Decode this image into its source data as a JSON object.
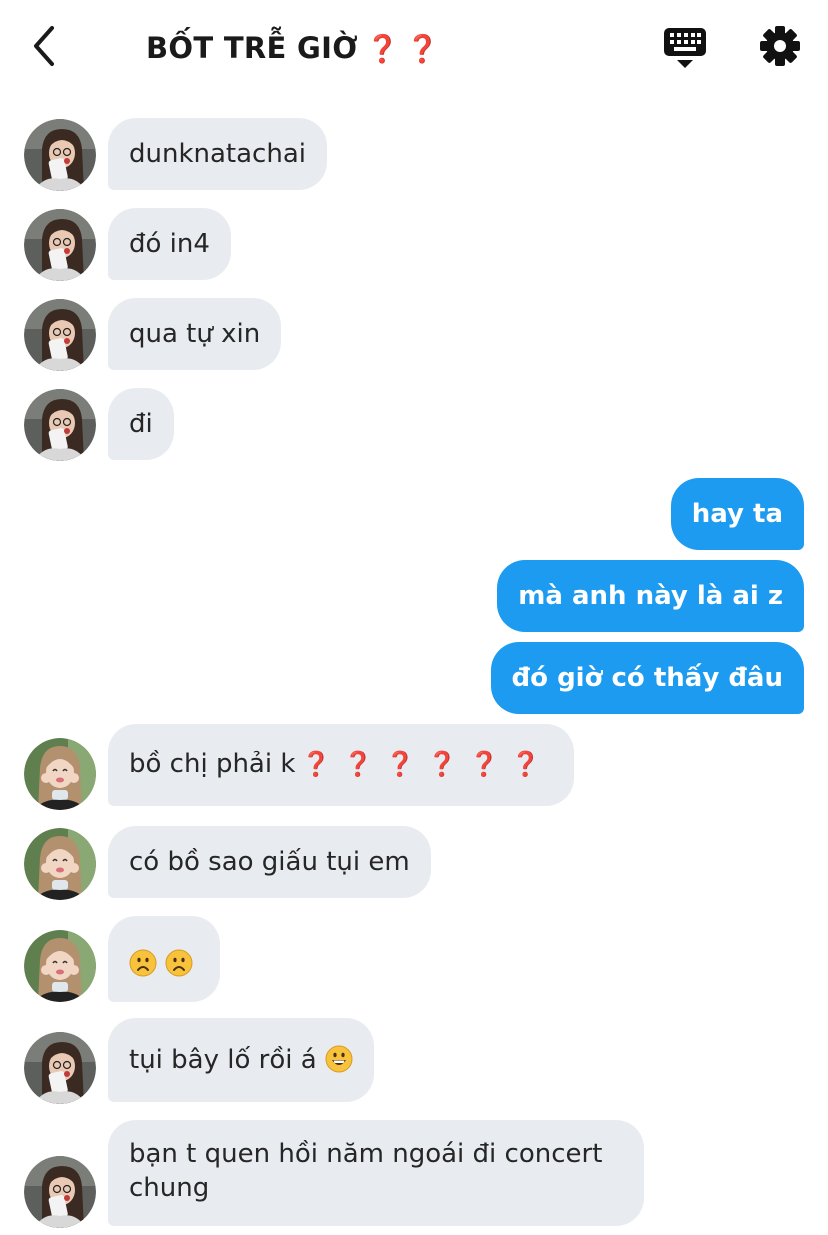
{
  "header": {
    "title": "BỐT TRỄ GIỜ",
    "title_marks": "❓❓"
  },
  "colors": {
    "outgoing_bubble": "#1d9bf0",
    "incoming_bubble": "#e8ebef",
    "question_mark": "#e0243a"
  },
  "messages": [
    {
      "text": "dunknatachai",
      "sender": "avatar-a"
    },
    {
      "text": "đó in4",
      "sender": "avatar-a"
    },
    {
      "text": "qua tự xin",
      "sender": "avatar-a"
    },
    {
      "text": "đi",
      "sender": "avatar-a"
    },
    {
      "text": "hay ta",
      "sender": "me"
    },
    {
      "text": "mà anh này là ai z",
      "sender": "me"
    },
    {
      "text": "đó giờ có thấy đâu",
      "sender": "me"
    },
    {
      "text": "bồ chị phải k",
      "marks": "❓❓❓❓❓❓",
      "sender": "avatar-b"
    },
    {
      "text": "có bồ sao giấu tụi em",
      "sender": "avatar-b"
    },
    {
      "emoji": "frowning-face-emoji ×2",
      "sender": "avatar-b"
    },
    {
      "text": "tụi bây lố rồi á",
      "emoji": "grinning-face-emoji",
      "sender": "avatar-a"
    },
    {
      "text": "bạn t quen hồi năm ngoái đi concert chung",
      "sender": "avatar-a"
    }
  ]
}
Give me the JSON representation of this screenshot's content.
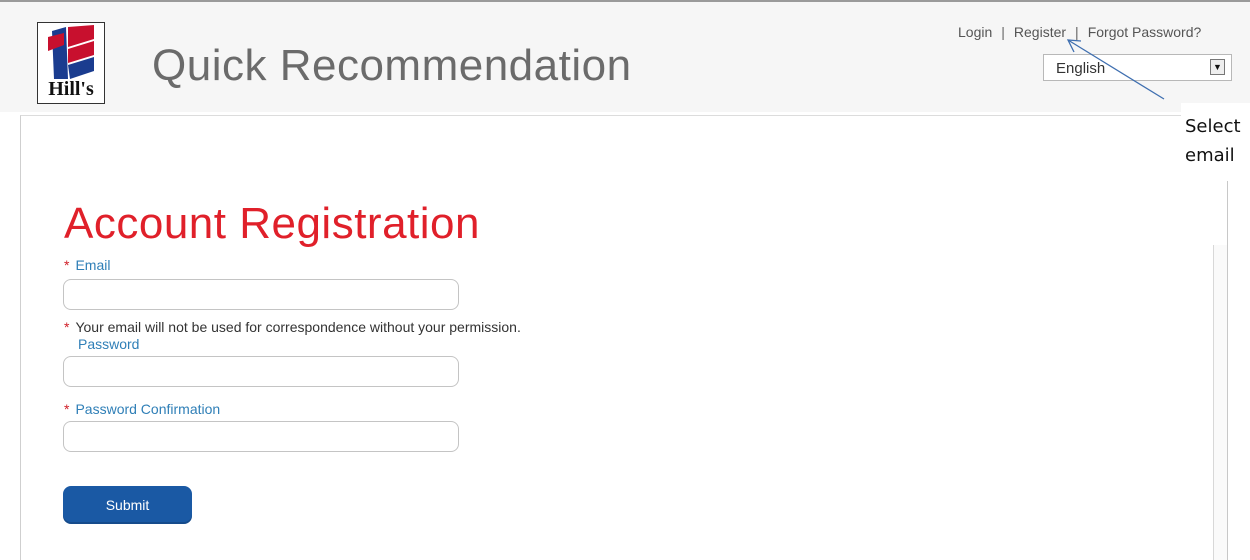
{
  "header": {
    "logo_text": "Hill's",
    "app_title": "Quick Recommendation",
    "nav": {
      "login": "Login",
      "separator": "|",
      "register": "Register",
      "forgot": "Forgot Password?"
    },
    "language": {
      "selected": "English"
    }
  },
  "form": {
    "title": "Account Registration",
    "required_mark": "*",
    "email_label": "Email",
    "email_value": "",
    "email_note": "Your email will not be used for correspondence without your permission.",
    "password_label": "Password",
    "password_value": "",
    "confirm_label": "Password Confirmation",
    "confirm_value": "",
    "submit_label": "Submit"
  },
  "annotation": {
    "line1": "Select",
    "line2": "email"
  },
  "colors": {
    "title_red": "#e0202a",
    "label_blue": "#2f7fb7",
    "button_blue": "#1a59a4",
    "required_red": "#d01f28"
  },
  "icons": [
    "hills-logo",
    "chevron-down-icon"
  ]
}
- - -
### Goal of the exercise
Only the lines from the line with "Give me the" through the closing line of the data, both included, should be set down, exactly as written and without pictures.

### Task output
Give me the JSON representation of this screenshot's content.
{
  "header": {
    "logo_text": "Hill's",
    "app_title": "Quick Recommendation",
    "nav": {
      "login": "Login",
      "separator": "|",
      "register": "Register",
      "forgot": "Forgot Password?"
    },
    "language": {
      "selected": "English"
    }
  },
  "form": {
    "title": "Account Registration",
    "required_mark": "*",
    "email_label": "Email",
    "email_value": "",
    "email_note": "Your email will not be used for correspondence without your permission.",
    "password_label": "Password",
    "password_value": "",
    "confirm_label": "Password Confirmation",
    "confirm_value": "",
    "submit_label": "Submit"
  },
  "annotation": {
    "line1": "Select",
    "line2": "email"
  },
  "colors": {
    "title_red": "#e0202a",
    "label_blue": "#2f7fb7",
    "button_blue": "#1a59a4",
    "required_red": "#d01f28"
  },
  "icons": [
    "hills-logo",
    "chevron-down-icon"
  ]
}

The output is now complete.